[Recorded data]
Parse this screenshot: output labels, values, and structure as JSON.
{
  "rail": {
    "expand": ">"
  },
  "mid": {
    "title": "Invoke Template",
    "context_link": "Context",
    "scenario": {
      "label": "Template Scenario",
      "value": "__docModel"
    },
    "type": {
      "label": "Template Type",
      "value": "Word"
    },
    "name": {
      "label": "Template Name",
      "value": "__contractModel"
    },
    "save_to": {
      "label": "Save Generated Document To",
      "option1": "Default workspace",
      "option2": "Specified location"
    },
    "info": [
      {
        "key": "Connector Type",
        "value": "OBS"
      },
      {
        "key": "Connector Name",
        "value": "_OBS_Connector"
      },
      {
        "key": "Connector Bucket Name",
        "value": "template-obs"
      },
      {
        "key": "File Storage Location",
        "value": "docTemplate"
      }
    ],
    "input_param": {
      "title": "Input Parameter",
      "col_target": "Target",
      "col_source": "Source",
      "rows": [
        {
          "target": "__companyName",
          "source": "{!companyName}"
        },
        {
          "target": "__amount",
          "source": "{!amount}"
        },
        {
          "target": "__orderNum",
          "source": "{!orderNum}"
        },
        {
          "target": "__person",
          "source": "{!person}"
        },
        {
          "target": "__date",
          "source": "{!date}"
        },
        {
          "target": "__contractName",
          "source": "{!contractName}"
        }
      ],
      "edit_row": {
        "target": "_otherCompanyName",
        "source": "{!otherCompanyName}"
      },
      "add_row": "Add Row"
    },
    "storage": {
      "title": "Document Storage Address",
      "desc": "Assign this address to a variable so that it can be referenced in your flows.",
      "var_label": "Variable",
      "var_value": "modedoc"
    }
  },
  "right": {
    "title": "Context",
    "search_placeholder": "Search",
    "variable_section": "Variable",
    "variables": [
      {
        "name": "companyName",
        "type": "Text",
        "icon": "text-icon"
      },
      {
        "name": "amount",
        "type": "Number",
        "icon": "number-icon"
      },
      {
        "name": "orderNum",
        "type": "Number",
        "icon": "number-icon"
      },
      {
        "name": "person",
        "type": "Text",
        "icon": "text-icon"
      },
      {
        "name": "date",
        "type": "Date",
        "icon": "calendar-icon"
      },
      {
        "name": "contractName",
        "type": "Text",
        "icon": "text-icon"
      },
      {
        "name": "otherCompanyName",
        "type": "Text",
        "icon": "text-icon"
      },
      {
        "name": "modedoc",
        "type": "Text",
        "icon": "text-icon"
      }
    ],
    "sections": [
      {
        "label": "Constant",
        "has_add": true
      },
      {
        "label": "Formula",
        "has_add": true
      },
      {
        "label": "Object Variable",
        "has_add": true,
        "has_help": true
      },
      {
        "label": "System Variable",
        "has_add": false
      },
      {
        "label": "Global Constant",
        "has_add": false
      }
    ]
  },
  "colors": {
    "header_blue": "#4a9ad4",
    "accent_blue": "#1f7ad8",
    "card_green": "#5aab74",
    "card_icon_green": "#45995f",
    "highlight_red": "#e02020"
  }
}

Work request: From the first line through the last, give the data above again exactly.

Response:
Parse this screenshot: output labels, values, and structure as JSON.
{
  "rail": {
    "expand": ">"
  },
  "mid": {
    "title": "Invoke Template",
    "context_link": "Context",
    "scenario": {
      "label": "Template Scenario",
      "value": "__docModel"
    },
    "type": {
      "label": "Template Type",
      "value": "Word"
    },
    "name": {
      "label": "Template Name",
      "value": "__contractModel"
    },
    "save_to": {
      "label": "Save Generated Document To",
      "option1": "Default workspace",
      "option2": "Specified location"
    },
    "info": [
      {
        "key": "Connector Type",
        "value": "OBS"
      },
      {
        "key": "Connector Name",
        "value": "_OBS_Connector"
      },
      {
        "key": "Connector Bucket Name",
        "value": "template-obs"
      },
      {
        "key": "File Storage Location",
        "value": "docTemplate"
      }
    ],
    "input_param": {
      "title": "Input Parameter",
      "col_target": "Target",
      "col_source": "Source",
      "rows": [
        {
          "target": "__companyName",
          "source": "{!companyName}"
        },
        {
          "target": "__amount",
          "source": "{!amount}"
        },
        {
          "target": "__orderNum",
          "source": "{!orderNum}"
        },
        {
          "target": "__person",
          "source": "{!person}"
        },
        {
          "target": "__date",
          "source": "{!date}"
        },
        {
          "target": "__contractName",
          "source": "{!contractName}"
        }
      ],
      "edit_row": {
        "target": "_otherCompanyName",
        "source": "{!otherCompanyName}"
      },
      "add_row": "Add Row"
    },
    "storage": {
      "title": "Document Storage Address",
      "desc": "Assign this address to a variable so that it can be referenced in your flows.",
      "var_label": "Variable",
      "var_value": "modedoc"
    }
  },
  "right": {
    "title": "Context",
    "search_placeholder": "Search",
    "variable_section": "Variable",
    "variables": [
      {
        "name": "companyName",
        "type": "Text",
        "icon": "text-icon"
      },
      {
        "name": "amount",
        "type": "Number",
        "icon": "number-icon"
      },
      {
        "name": "orderNum",
        "type": "Number",
        "icon": "number-icon"
      },
      {
        "name": "person",
        "type": "Text",
        "icon": "text-icon"
      },
      {
        "name": "date",
        "type": "Date",
        "icon": "calendar-icon"
      },
      {
        "name": "contractName",
        "type": "Text",
        "icon": "text-icon"
      },
      {
        "name": "otherCompanyName",
        "type": "Text",
        "icon": "text-icon"
      },
      {
        "name": "modedoc",
        "type": "Text",
        "icon": "text-icon"
      }
    ],
    "sections": [
      {
        "label": "Constant",
        "has_add": true
      },
      {
        "label": "Formula",
        "has_add": true
      },
      {
        "label": "Object Variable",
        "has_add": true,
        "has_help": true
      },
      {
        "label": "System Variable",
        "has_add": false
      },
      {
        "label": "Global Constant",
        "has_add": false
      }
    ]
  },
  "colors": {
    "header_blue": "#4a9ad4",
    "accent_blue": "#1f7ad8",
    "card_green": "#5aab74",
    "card_icon_green": "#45995f",
    "highlight_red": "#e02020"
  }
}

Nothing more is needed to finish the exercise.